”The data and information generated from the PWMMC is applicable to the whole of the Merino industry, not just the entrants. The wethers in the challenge are a window to how your ewe flock is performing. Previous experiences show high performance genetics have the capacity to double the net income generated from a merino business” Mrs Martin said.

“Results over the years I have been involved in the genetic benchmarking conducted by Craig Wilson, have consistently shown that the best Merino genetics consistently deliver very high profit margins for both wool and meat. The high performance team’s show that merino wool enterprises can often outperform other land uses in terms of net profit per hectare, with a significantly lower production risk” Mr Moses said.

The PWMMC pays tribute to the late Peter Westblade who was a passionate and successful poll merino breeder from Lockhart in NSW.

The first shearing of the PWMMC 2012-14 will take place on April 4-5 at the Temora Agricultural Innovation Centre and is open to the public.

The great work in merino genetic promotion that Peter Westblade undertook will be honoured at a dinner on the 4th April featuring the announcement of the second Peter Westblade Scholarship recipient.

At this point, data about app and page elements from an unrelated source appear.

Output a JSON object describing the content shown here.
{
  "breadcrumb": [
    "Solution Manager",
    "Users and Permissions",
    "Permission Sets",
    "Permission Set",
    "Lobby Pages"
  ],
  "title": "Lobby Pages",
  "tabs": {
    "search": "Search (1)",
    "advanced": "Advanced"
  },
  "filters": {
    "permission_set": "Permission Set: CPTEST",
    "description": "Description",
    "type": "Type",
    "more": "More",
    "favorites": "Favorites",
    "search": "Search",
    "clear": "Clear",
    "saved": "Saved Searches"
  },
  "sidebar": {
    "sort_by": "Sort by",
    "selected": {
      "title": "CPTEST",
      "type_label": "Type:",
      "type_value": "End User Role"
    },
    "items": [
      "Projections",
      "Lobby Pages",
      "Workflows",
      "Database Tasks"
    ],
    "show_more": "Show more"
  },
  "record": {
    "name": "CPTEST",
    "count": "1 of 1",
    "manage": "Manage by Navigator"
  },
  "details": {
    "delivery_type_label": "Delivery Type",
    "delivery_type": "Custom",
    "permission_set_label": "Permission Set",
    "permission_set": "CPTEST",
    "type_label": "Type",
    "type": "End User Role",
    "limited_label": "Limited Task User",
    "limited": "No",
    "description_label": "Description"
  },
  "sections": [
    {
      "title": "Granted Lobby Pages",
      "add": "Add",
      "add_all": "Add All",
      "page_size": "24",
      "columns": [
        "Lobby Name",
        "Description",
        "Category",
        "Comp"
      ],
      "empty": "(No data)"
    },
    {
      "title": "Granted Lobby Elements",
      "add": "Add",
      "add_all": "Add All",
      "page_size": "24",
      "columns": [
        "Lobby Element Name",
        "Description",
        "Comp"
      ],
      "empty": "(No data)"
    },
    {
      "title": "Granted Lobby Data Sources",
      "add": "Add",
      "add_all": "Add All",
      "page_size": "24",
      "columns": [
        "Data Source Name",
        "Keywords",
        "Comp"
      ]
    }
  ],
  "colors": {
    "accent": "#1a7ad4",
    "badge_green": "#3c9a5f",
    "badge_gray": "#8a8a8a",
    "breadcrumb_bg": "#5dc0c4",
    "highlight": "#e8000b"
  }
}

Feature demonstrations and displays on precision sheep management from Allflex, Gallagher, Peak Hill Industries, Proway, Sapien Technologies, Coopers, Zoetis and Trutest will also be on-site.

Major support for the PWMMC is coming from Australian Wool Innovation, Bluechip Livestock, Moses and Son and Sally Martin Consulting.

If you are interested in attending please RSVP to Moses and Son and 02 69773100 for catering purposes.

ENDS

For more information contact : Craig Wilson 0428 250982